- Seamus Heaney HomePlace takes you on an inspiring journey through the life and work of one of our greatest writers. Situated between Seamus Heaney’s two childhood homes at Mossbawn and The Wood, HomePlace is at the heart of the area that inspired so much of the poet’s work. Seamus Heaney’s distinctive voice guides you through the exhibition as you get to know the people and places that inspired him. Atmospheric video projections and touchscreen displays sit alongside precious items donated by the Heaney family. Visitwww.seamusheaneyhome.com
Armagh Robinson Library
- Push open the great Georgian door, climb the stairs, and step into the 18th Century. There are some 42,000 printed works, covering subjects such as early medicine, science, history, law, politics, theology and travel, as well as maps and atlases. Discover some of the library’s many treasures, including Jonathan Swift’s own copy of Gulliver’s Travels from 1726, with corrections in his own handwriting. The library houses a unique record of the cultural and social history of 18th century Ireland. Visit www.armaghrobinsonlibrary.co.uk
Narnia Trail, Kilbroney Park, Rostrevor
- This family trail takes you through woodland at Kilbroney Park in Rostrevor and brings to life the Chronicles of Narnia with a number of fun features along the route. C.S. Lewis, as a young boy, spent regular holiday time in the Mournes and Rostrevor in particular inspiring his creation of the magical world of Narnia. Lewis is reported to have written a letter to his brother saying: “That part of Rostrevor which overlooks Carlingford Lough is my idea of Narnia”. This family trail seeks to capture the imagination of children of all ages. Visitwww.discovernorthernireland.com/things-to-do/the-narnia-trail-p722461

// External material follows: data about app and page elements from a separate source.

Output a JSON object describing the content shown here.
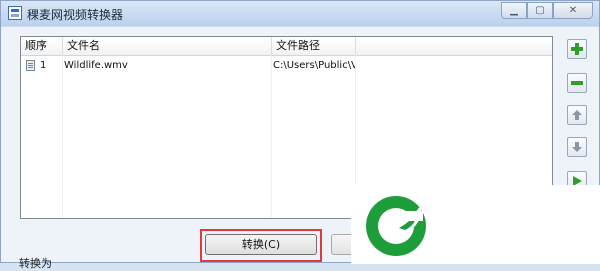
{
  "window": {
    "title": "稞麦网视频转换器",
    "icons": {
      "app": "app-icon",
      "minimize": "minimize-icon",
      "maximize": "maximize-icon",
      "close": "close-icon"
    }
  },
  "list": {
    "columns": [
      "顺序",
      "文件名",
      "文件路径"
    ],
    "rows": [
      {
        "order": "1",
        "name": "Wildlife.wmv",
        "path": "C:\\Users\\Public\\Vide"
      }
    ]
  },
  "side_buttons": [
    {
      "name": "add-icon",
      "color": "#2f9e2f"
    },
    {
      "name": "remove-icon",
      "color": "#2f9e2f"
    },
    {
      "name": "move-up-icon",
      "color": "#8a96a6"
    },
    {
      "name": "move-down-icon",
      "color": "#8a96a6"
    },
    {
      "name": "play-icon",
      "color": "#2f9e2f"
    }
  ],
  "actions": {
    "convert_label": "转换(C)"
  },
  "footer": {
    "convert_to_label": "转换为"
  },
  "colors": {
    "highlight": "#e03a3a",
    "logo_green": "#1e9e3a"
  }
}
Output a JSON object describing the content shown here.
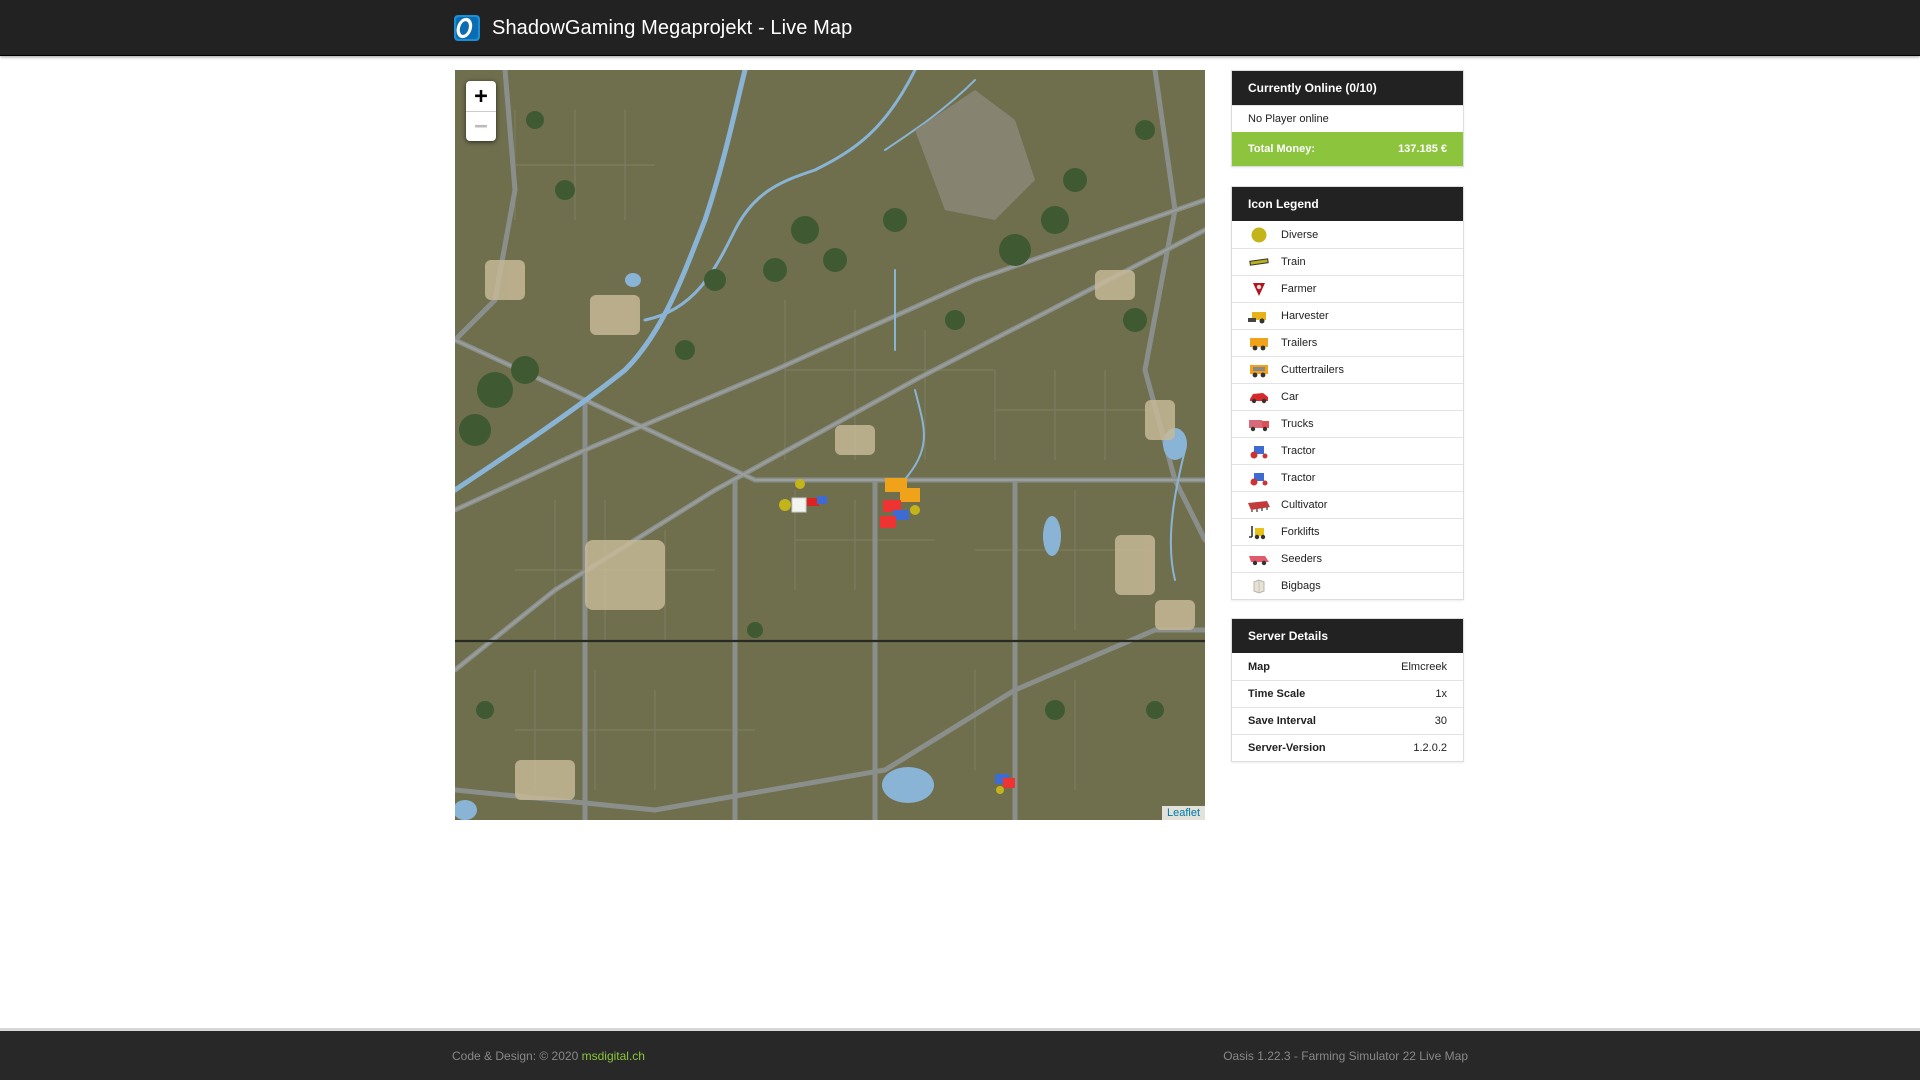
{
  "header": {
    "title": "ShadowGaming Megaprojekt - Live Map",
    "logo_icon": "oasis-logo-icon"
  },
  "map": {
    "zoom_in_label": "+",
    "zoom_out_label": "−",
    "attribution": "Leaflet"
  },
  "online": {
    "title": "Currently Online (0/10)",
    "status": "No Player online",
    "money_label": "Total Money:",
    "money_value": "137.185 €"
  },
  "legend": {
    "title": "Icon Legend",
    "items": [
      {
        "label": "Diverse",
        "icon": "diverse-icon"
      },
      {
        "label": "Train",
        "icon": "train-icon"
      },
      {
        "label": "Farmer",
        "icon": "farmer-icon"
      },
      {
        "label": "Harvester",
        "icon": "harvester-icon"
      },
      {
        "label": "Trailers",
        "icon": "trailer-icon"
      },
      {
        "label": "Cuttertrailers",
        "icon": "cuttertrailer-icon"
      },
      {
        "label": "Car",
        "icon": "car-icon"
      },
      {
        "label": "Trucks",
        "icon": "truck-icon"
      },
      {
        "label": "Tractor",
        "icon": "tractor-icon"
      },
      {
        "label": "Tractor",
        "icon": "tractor-icon"
      },
      {
        "label": "Cultivator",
        "icon": "cultivator-icon"
      },
      {
        "label": "Forklifts",
        "icon": "forklift-icon"
      },
      {
        "label": "Seeders",
        "icon": "seeder-icon"
      },
      {
        "label": "Bigbags",
        "icon": "bigbag-icon"
      }
    ]
  },
  "server": {
    "title": "Server Details",
    "rows": [
      {
        "key": "Map",
        "value": "Elmcreek"
      },
      {
        "key": "Time Scale",
        "value": "1x"
      },
      {
        "key": "Save Interval",
        "value": "30"
      },
      {
        "key": "Server-Version",
        "value": "1.2.0.2"
      }
    ]
  },
  "footer": {
    "left_prefix": "Code & Design: © 2020",
    "left_link": "msdigital.ch",
    "right": "Oasis 1.22.3 - Farming Simulator 22 Live Map"
  },
  "colors": {
    "header_bg": "#222222",
    "accent_green": "#8cc43d",
    "map_ground": "#6f6f4e",
    "map_road": "#8a8f8c",
    "map_water": "#8ab4d6"
  }
}
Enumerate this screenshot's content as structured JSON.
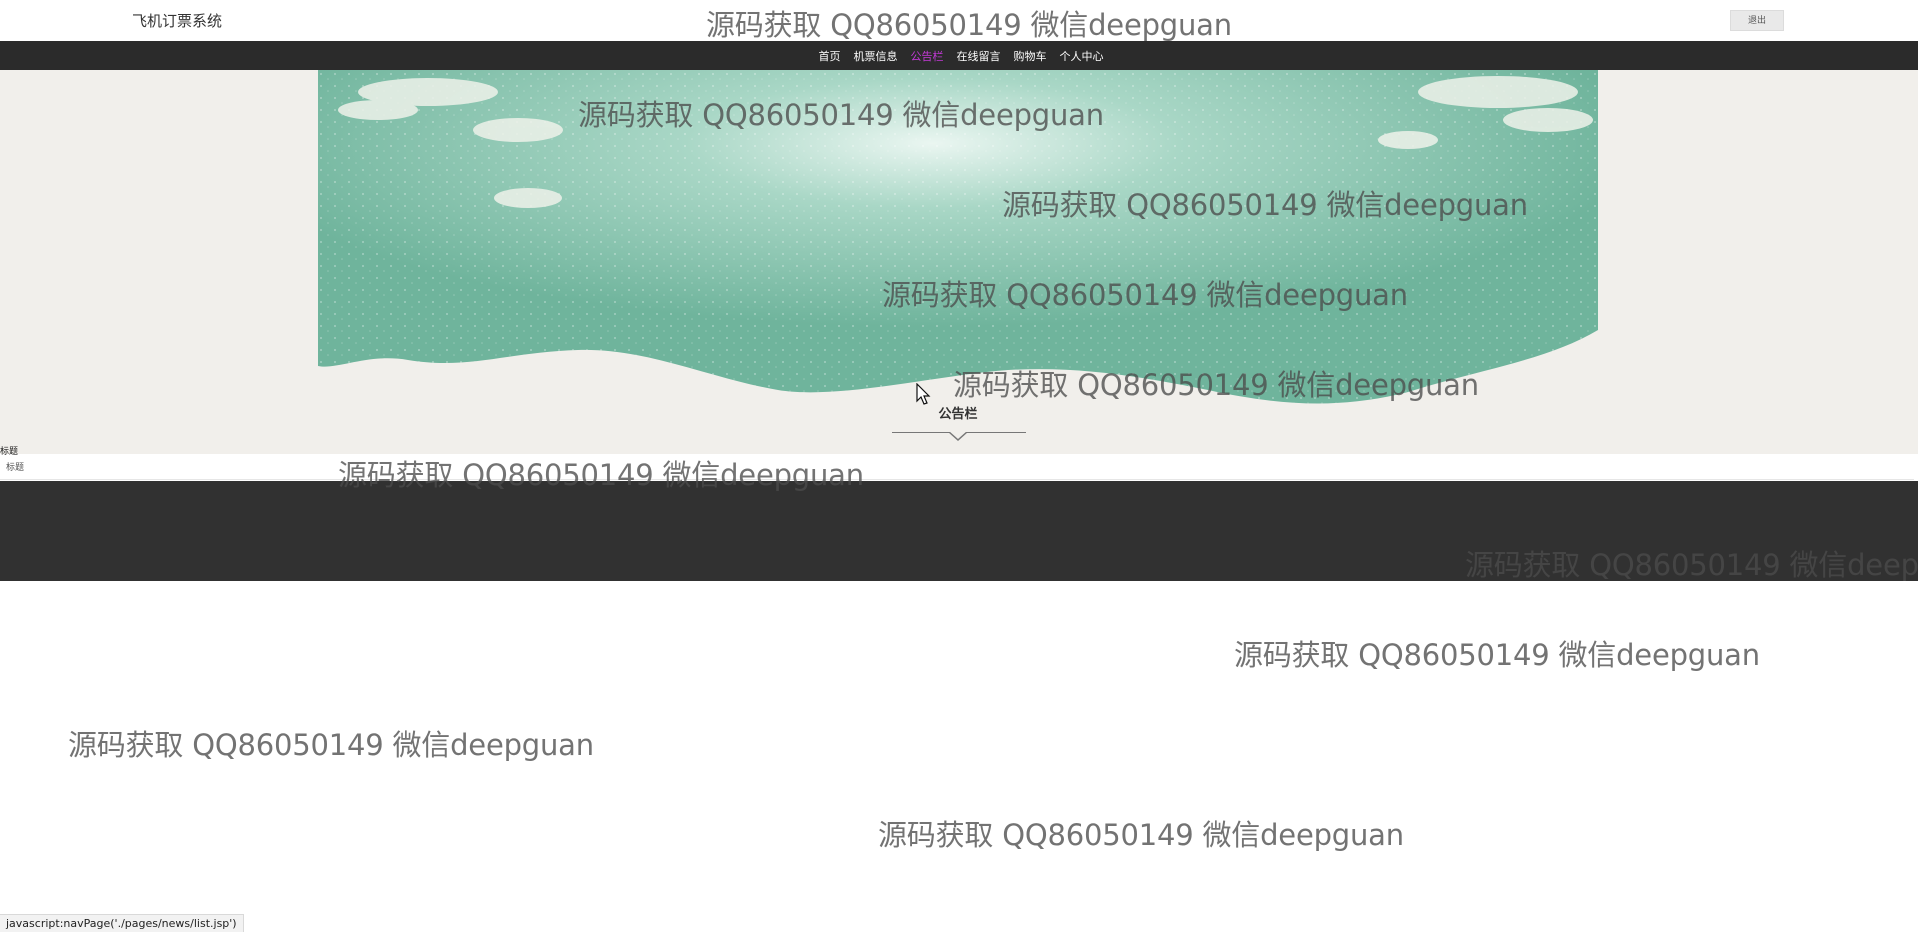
{
  "header": {
    "site_title": "飞机订票系统",
    "logout_label": "退出"
  },
  "nav": {
    "items": [
      {
        "label": "首页",
        "active": false
      },
      {
        "label": "机票信息",
        "active": false
      },
      {
        "label": "公告栏",
        "active": true
      },
      {
        "label": "在线留言",
        "active": false
      },
      {
        "label": "购物车",
        "active": false
      },
      {
        "label": "个人中心",
        "active": false
      }
    ],
    "active_color": "#c33ad7"
  },
  "section": {
    "title": "公告栏"
  },
  "list": {
    "header_label": "标题",
    "rows": [
      {
        "title": "标题"
      }
    ]
  },
  "watermark": {
    "text": "源码获取 QQ86050149 微信deepguan"
  },
  "statusbar": {
    "text": "javascript:navPage('./pages/news/list.jsp')"
  },
  "colors": {
    "navbar_bg": "#2b2b2b",
    "banner_green": "#7fbfa8",
    "hero_bg": "#f1efeb",
    "footer_bg": "#313131"
  },
  "icons": {
    "cursor": "mouse-pointer-icon",
    "caret": "caret-down-icon"
  }
}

Game of Thrones® territory – Enniskillen & Cuilcagh Lakelands Geopark
- Pollnagollum Cave in Belmore Forest is part of the Cuilcagh Lakelands Geopark. The cave has enjoyed a surge in popularity since it was used as a filming location for Game of Thrones®, the international sensation based on the books of George R.R. Martin. The exterior of Pollnagollum Cave was used to film Beric Dondarrion's hideout in season three. Meanwhile, fans of the show can discover one of the Doors of Thrones at the popular bar, Blakes of the Hollow in Enniskillen town. The series of ten doors depicting stories from season six were created using wood from fallen trees from the iconic Dark Hedges, known in Game of Thrones® as the Kingsroad. Door Four features several striking designs, immortalising the Targaryens and Arryns. Visit www.fermanaghlakelands.com/blog/read/2021/09/game-of-thrones-b218
Ulster American Folk Park, Omagh
- The Ulster American Folk Park tells the story of emigration in the 18th and 19th centuries throughself-guided tours, events and exhibitions. The current Bad Bridget exhibition highlights the adversities many women and girls faced when they migrated to North America in the 19th and early 20th centuries. An incredible storytelling journey that brings to life the experiences of these women and girls as they struggled to survive. If you fancy delving deeper into these stories, Belfast-based writer Jan Carson is hosting an exciting fiction writing workshop at the Ulster American Folk Park where you will be lead through a series of writing exercises, prompts and discussions. She will also tap into the Bad Bridget exhibition and discuss how you can use narratives based on the historical characters. Please note this event takes places on 18th and 22nd February. Keep up to date on more literary experiences via their website. Visit https://www.ulsteramericanfolkpark.org/
For more information on great experiences and places to visit in Northern Ireland visitwww.discovernorthernireland.com